"Curious people are often considered good listeners and conversationalists," Ben Dean, Ph.D. wrote in a newsletter for the University of Pennsylvania. "In the early stages of a relationship, we tend to talk about our interests or hobbies. One reason for this is that people tend to equate 'having many interests' with 'interesting,' and for good reason. Curious people tend to bring fun and novelty into relationships."

It can help protect your brain. 

Ever heard that crossword puzzles may help prevent Alzheimer's disease? Craving new experiences doesn't hurt either.

“Keeping your brain mentally stimulated is a lifelong enterprise,” David Knopman, a professor of neurology at the Mayo Clinic in Rochester, Minnesota, said, according to Bloomberg.If one can remain intellectually active and stimulated throughout one’s lifespan, that’s protective against late-life dementia. Staying mentally active is definitely good for your brain.

It can help you overcome anxiety. 

It's perfectly normal to be nervous before a big date. But your curiosity and excitement about getting to know an attractive new person might push your anxieties into the background.

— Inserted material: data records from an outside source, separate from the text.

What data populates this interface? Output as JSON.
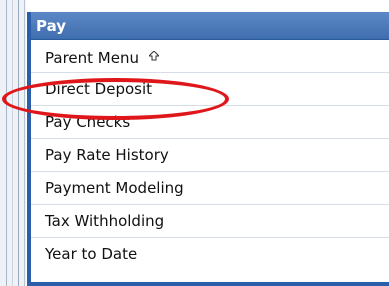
{
  "panel": {
    "title": "Pay",
    "items": [
      {
        "label": "Parent Menu",
        "icon": "up-arrow-icon"
      },
      {
        "label": "Direct Deposit"
      },
      {
        "label": "Pay Checks"
      },
      {
        "label": "Pay Rate History"
      },
      {
        "label": "Payment Modeling"
      },
      {
        "label": "Tax Withholding"
      },
      {
        "label": "Year to Date"
      }
    ],
    "highlighted_item": "Direct Deposit"
  },
  "colors": {
    "header": "#3f6eae",
    "highlight_ring": "#e0171a",
    "border": "#2a5ea8"
  }
}
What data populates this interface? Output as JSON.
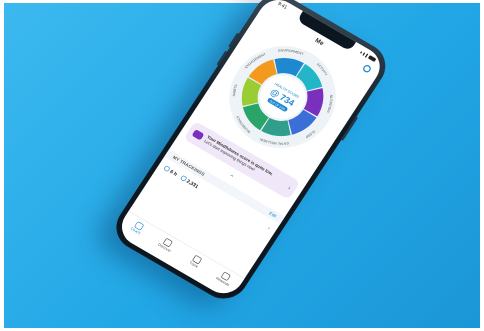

"Socially anxious people who experience high levels of curiosity, or appraise certain events as having a high possibility to satisfy curiosity, may be more likely to engage in approach behavior amidst conflicting avoidance motivations," according to a study published in 2009 by psychologist Todd Kashdan in the Journal Of Anxiety Disorders.

It correlates with happiness. 

One theory on happiness is that we develop a "happiness set point" at an early age. We're at this baseline happiness level most of the time, and the level goes up or down depending on positive and negative life events. Kashdan, who authored the book Curious?: Discover The Missing Ingredient To A Fulfilling Life, argues that staying curious can kick our set point up a few notches.

"When we experience curiosity, we are willing to leave the familiar and routine and take risks, even if it makes us feel anxious and uncomfortable," Kashdan writes in his book. "Curious explorers are comfortable with the risks of taking on new challenges. Instead of trying desperately to explain and control our world, as a curious explorer we embrace uncertainty, and see our lives as an enjoyable quest to discover, learn and grow."

It can help you learn pretty much anything. 

A new study published in the journal Neuron found that it's much easier to learn not-so-interesting things when our curiosity is piqued. For instance, if what you're trying to learn just isn't sticking, try watching 10 minutes of your favorite TV show between study sessions. It'll give you a nice break, and it will pique your curiosity, stimulating your brain's pleasure center. When you return to studying, your brain might be more willing to let in some of that information you thought was boring.

"Look for ways to connect the uninteresting things you have to learn with something you're curious and excited about," Lifehacker suggests. "Whatever makes you tick can be used, even if it's not actually related. Study in between 10-minute sessions of that show you're addicted to, go over presentation talking points while playing a new video game, or place study index cards throughout that new page-turner."

Just don't let the innocent 10-minute break turn into an all-night binge.